■ Information supplied:
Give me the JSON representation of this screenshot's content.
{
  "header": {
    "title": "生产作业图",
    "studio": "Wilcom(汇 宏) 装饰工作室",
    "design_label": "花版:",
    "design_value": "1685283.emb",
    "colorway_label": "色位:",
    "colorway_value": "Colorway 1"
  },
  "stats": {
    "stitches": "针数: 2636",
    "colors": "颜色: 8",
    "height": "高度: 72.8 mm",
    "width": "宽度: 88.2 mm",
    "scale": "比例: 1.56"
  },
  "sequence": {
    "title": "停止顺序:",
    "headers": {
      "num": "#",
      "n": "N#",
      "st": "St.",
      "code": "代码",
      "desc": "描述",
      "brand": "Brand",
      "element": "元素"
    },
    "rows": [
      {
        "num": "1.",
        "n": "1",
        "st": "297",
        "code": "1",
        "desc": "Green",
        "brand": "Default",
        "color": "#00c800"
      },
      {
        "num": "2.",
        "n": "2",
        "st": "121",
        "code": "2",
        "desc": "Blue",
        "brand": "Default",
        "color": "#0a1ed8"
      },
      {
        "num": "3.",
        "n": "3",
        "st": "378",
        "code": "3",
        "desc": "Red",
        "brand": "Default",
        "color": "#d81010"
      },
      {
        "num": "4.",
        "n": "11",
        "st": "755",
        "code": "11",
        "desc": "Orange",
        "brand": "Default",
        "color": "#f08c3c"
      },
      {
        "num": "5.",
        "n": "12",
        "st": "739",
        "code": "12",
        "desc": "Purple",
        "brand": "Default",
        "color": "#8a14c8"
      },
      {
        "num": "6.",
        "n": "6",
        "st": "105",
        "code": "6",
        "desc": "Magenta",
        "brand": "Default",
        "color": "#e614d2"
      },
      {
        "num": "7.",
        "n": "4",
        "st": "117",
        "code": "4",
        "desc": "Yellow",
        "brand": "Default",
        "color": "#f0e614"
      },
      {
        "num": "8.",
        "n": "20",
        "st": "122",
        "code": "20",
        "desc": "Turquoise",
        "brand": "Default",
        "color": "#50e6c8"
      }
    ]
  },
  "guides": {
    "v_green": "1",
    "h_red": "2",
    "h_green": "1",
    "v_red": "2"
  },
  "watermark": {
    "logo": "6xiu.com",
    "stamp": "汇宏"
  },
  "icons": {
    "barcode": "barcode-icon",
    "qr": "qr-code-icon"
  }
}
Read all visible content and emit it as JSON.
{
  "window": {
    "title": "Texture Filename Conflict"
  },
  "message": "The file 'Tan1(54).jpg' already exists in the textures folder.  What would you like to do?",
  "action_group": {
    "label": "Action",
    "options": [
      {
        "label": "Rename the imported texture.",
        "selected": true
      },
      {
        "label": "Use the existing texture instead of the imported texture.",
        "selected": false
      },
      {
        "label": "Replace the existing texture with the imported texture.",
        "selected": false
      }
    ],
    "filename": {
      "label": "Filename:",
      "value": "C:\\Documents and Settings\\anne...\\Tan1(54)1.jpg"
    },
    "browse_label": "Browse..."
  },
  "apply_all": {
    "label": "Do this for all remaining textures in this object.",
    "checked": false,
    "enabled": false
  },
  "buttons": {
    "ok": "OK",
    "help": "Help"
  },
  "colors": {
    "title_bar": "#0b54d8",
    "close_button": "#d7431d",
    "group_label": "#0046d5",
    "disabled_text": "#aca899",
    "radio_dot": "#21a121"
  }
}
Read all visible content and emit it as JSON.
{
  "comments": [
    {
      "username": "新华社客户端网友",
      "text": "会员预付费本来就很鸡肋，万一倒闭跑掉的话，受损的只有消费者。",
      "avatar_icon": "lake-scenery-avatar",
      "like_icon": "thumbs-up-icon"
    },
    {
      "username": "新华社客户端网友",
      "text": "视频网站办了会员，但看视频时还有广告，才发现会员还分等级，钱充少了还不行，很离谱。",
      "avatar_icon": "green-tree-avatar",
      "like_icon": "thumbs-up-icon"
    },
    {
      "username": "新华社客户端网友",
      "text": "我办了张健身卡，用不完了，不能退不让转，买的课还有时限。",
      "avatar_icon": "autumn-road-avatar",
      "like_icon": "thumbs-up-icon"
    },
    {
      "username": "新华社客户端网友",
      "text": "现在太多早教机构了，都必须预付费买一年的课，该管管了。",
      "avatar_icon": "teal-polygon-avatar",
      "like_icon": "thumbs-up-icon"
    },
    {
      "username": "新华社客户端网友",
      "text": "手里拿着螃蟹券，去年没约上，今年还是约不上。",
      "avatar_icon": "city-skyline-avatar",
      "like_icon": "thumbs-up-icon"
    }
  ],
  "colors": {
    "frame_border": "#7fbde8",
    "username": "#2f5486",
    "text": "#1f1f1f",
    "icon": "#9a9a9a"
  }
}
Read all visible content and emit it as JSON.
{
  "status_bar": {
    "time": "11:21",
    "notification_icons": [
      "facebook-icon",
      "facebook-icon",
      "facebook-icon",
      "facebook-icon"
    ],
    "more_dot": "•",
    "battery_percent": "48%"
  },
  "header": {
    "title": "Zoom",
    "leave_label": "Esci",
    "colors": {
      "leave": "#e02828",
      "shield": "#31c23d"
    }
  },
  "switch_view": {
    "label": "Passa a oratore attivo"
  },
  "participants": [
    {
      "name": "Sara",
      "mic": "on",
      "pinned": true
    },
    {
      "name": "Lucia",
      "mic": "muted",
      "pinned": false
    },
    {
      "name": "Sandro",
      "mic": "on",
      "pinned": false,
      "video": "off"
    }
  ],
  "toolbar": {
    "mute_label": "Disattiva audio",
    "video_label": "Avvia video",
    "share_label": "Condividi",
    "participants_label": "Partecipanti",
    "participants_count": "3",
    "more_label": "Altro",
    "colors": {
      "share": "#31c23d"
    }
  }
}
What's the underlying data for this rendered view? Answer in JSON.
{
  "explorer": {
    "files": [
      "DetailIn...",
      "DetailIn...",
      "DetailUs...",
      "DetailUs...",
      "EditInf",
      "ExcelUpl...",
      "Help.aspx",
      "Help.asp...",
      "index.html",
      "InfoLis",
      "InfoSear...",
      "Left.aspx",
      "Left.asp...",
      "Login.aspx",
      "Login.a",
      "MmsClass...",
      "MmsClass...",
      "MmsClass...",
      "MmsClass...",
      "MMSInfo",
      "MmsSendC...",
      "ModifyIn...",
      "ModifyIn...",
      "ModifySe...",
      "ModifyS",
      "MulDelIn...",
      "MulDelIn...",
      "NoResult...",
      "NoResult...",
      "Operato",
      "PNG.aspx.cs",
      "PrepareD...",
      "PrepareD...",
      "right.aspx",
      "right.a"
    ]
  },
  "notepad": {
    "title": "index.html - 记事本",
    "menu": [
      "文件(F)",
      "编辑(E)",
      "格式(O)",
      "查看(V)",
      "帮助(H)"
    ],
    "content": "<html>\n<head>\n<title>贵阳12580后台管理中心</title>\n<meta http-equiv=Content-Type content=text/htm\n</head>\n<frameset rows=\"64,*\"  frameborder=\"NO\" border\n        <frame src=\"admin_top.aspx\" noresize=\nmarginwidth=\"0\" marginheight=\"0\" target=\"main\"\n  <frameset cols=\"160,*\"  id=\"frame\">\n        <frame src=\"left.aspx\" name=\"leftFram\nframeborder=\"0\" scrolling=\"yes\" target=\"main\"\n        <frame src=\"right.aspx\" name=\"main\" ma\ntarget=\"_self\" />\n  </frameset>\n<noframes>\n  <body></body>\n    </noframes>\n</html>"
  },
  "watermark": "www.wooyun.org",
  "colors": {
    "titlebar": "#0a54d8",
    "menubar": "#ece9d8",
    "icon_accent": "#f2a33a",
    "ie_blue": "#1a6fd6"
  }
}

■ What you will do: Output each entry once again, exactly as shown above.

■ Problem solution:
Give me the JSON representation of this screenshot's content.
{
  "header": {
    "title": "生产作业图",
    "studio": "Wilcom(汇 宏) 装饰工作室",
    "design_label": "花版:",
    "design_value": "1685283.emb",
    "colorway_label": "色位:",
    "colorway_value": "Colorway 1"
  },
  "stats": {
    "stitches": "针数: 2636",
    "colors": "颜色: 8",
    "height": "高度: 72.8 mm",
    "width": "宽度: 88.2 mm",
    "scale": "比例: 1.56"
  },
  "sequence": {
    "title": "停止顺序:",
    "headers": {
      "num": "#",
      "n": "N#",
      "st": "St.",
      "code": "代码",
      "desc": "描述",
      "brand": "Brand",
      "element": "元素"
    },
    "rows": [
      {
        "num": "1.",
        "n": "1",
        "st": "297",
        "code": "1",
        "desc": "Green",
        "brand": "Default",
        "color": "#00c800"
      },
      {
        "num": "2.",
        "n": "2",
        "st": "121",
        "code": "2",
        "desc": "Blue",
        "brand": "Default",
        "color": "#0a1ed8"
      },
      {
        "num": "3.",
        "n": "3",
        "st": "378",
        "code": "3",
        "desc": "Red",
        "brand": "Default",
        "color": "#d81010"
      },
      {
        "num": "4.",
        "n": "11",
        "st": "755",
        "code": "11",
        "desc": "Orange",
        "brand": "Default",
        "color": "#f08c3c"
      },
      {
        "num": "5.",
        "n": "12",
        "st": "739",
        "code": "12",
        "desc": "Purple",
        "brand": "Default",
        "color": "#8a14c8"
      },
      {
        "num": "6.",
        "n": "6",
        "st": "105",
        "code": "6",
        "desc": "Magenta",
        "brand": "Default",
        "color": "#e614d2"
      },
      {
        "num": "7.",
        "n": "4",
        "st": "117",
        "code": "4",
        "desc": "Yellow",
        "brand": "Default",
        "color": "#f0e614"
      },
      {
        "num": "8.",
        "n": "20",
        "st": "122",
        "code": "20",
        "desc": "Turquoise",
        "brand": "Default",
        "color": "#50e6c8"
      }
    ]
  },
  "guides": {
    "v_green": "1",
    "h_red": "2",
    "h_green": "1",
    "v_red": "2"
  },
  "watermark": {
    "logo": "6xiu.com",
    "stamp": "汇宏"
  },
  "icons": {
    "barcode": "barcode-icon",
    "qr": "qr-code-icon"
  }
}
Read all visible content and emit it as JSON.
{
  "window": {
    "title": "Texture Filename Conflict"
  },
  "message": "The file 'Tan1(54).jpg' already exists in the textures folder.  What would you like to do?",
  "action_group": {
    "label": "Action",
    "options": [
      {
        "label": "Rename the imported texture.",
        "selected": true
      },
      {
        "label": "Use the existing texture instead of the imported texture.",
        "selected": false
      },
      {
        "label": "Replace the existing texture with the imported texture.",
        "selected": false
      }
    ],
    "filename": {
      "label": "Filename:",
      "value": "C:\\Documents and Settings\\anne...\\Tan1(54)1.jpg"
    },
    "browse_label": "Browse..."
  },
  "apply_all": {
    "label": "Do this for all remaining textures in this object.",
    "checked": false,
    "enabled": false
  },
  "buttons": {
    "ok": "OK",
    "help": "Help"
  },
  "colors": {
    "title_bar": "#0b54d8",
    "close_button": "#d7431d",
    "group_label": "#0046d5",
    "disabled_text": "#aca899",
    "radio_dot": "#21a121"
  }
}
Read all visible content and emit it as JSON.
{
  "comments": [
    {
      "username": "新华社客户端网友",
      "text": "会员预付费本来就很鸡肋，万一倒闭跑掉的话，受损的只有消费者。",
      "avatar_icon": "lake-scenery-avatar",
      "like_icon": "thumbs-up-icon"
    },
    {
      "username": "新华社客户端网友",
      "text": "视频网站办了会员，但看视频时还有广告，才发现会员还分等级，钱充少了还不行，很离谱。",
      "avatar_icon": "green-tree-avatar",
      "like_icon": "thumbs-up-icon"
    },
    {
      "username": "新华社客户端网友",
      "text": "我办了张健身卡，用不完了，不能退不让转，买的课还有时限。",
      "avatar_icon": "autumn-road-avatar",
      "like_icon": "thumbs-up-icon"
    },
    {
      "username": "新华社客户端网友",
      "text": "现在太多早教机构了，都必须预付费买一年的课，该管管了。",
      "avatar_icon": "teal-polygon-avatar",
      "like_icon": "thumbs-up-icon"
    },
    {
      "username": "新华社客户端网友",
      "text": "手里拿着螃蟹券，去年没约上，今年还是约不上。",
      "avatar_icon": "city-skyline-avatar",
      "like_icon": "thumbs-up-icon"
    }
  ],
  "colors": {
    "frame_border": "#7fbde8",
    "username": "#2f5486",
    "text": "#1f1f1f",
    "icon": "#9a9a9a"
  }
}
Read all visible content and emit it as JSON.
{
  "status_bar": {
    "time": "11:21",
    "notification_icons": [
      "facebook-icon",
      "facebook-icon",
      "facebook-icon",
      "facebook-icon"
    ],
    "more_dot": "•",
    "battery_percent": "48%"
  },
  "header": {
    "title": "Zoom",
    "leave_label": "Esci",
    "colors": {
      "leave": "#e02828",
      "shield": "#31c23d"
    }
  },
  "switch_view": {
    "label": "Passa a oratore attivo"
  },
  "participants": [
    {
      "name": "Sara",
      "mic": "on",
      "pinned": true
    },
    {
      "name": "Lucia",
      "mic": "muted",
      "pinned": false
    },
    {
      "name": "Sandro",
      "mic": "on",
      "pinned": false,
      "video": "off"
    }
  ],
  "toolbar": {
    "mute_label": "Disattiva audio",
    "video_label": "Avvia video",
    "share_label": "Condividi",
    "participants_label": "Partecipanti",
    "participants_count": "3",
    "more_label": "Altro",
    "colors": {
      "share": "#31c23d"
    }
  }
}
What's the underlying data for this rendered view? Answer in JSON.
{
  "explorer": {
    "files": [
      "DetailIn...",
      "DetailIn...",
      "DetailUs...",
      "DetailUs...",
      "EditInf",
      "ExcelUpl...",
      "Help.aspx",
      "Help.asp...",
      "index.html",
      "InfoLis",
      "InfoSear...",
      "Left.aspx",
      "Left.asp...",
      "Login.aspx",
      "Login.a",
      "MmsClass...",
      "MmsClass...",
      "MmsClass...",
      "MmsClass...",
      "MMSInfo",
      "MmsSendC...",
      "ModifyIn...",
      "ModifyIn...",
      "ModifySe...",
      "ModifyS",
      "MulDelIn...",
      "MulDelIn...",
      "NoResult...",
      "NoResult...",
      "Operato",
      "PNG.aspx.cs",
      "PrepareD...",
      "PrepareD...",
      "right.aspx",
      "right.a"
    ]
  },
  "notepad": {
    "title": "index.html - 记事本",
    "menu": [
      "文件(F)",
      "编辑(E)",
      "格式(O)",
      "查看(V)",
      "帮助(H)"
    ],
    "content": "<html>\n<head>\n<title>贵阳12580后台管理中心</title>\n<meta http-equiv=Content-Type content=text/htm\n</head>\n<frameset rows=\"64,*\"  frameborder=\"NO\" border\n        <frame src=\"admin_top.aspx\" noresize=\nmarginwidth=\"0\" marginheight=\"0\" target=\"main\"\n  <frameset cols=\"160,*\"  id=\"frame\">\n        <frame src=\"left.aspx\" name=\"leftFram\nframeborder=\"0\" scrolling=\"yes\" target=\"main\"\n        <frame src=\"right.aspx\" name=\"main\" ma\ntarget=\"_self\" />\n  </frameset>\n<noframes>\n  <body></body>\n    </noframes>\n</html>"
  },
  "watermark": "www.wooyun.org",
  "colors": {
    "titlebar": "#0a54d8",
    "menubar": "#ece9d8",
    "icon_accent": "#f2a33a",
    "ie_blue": "#1a6fd6"
  }
}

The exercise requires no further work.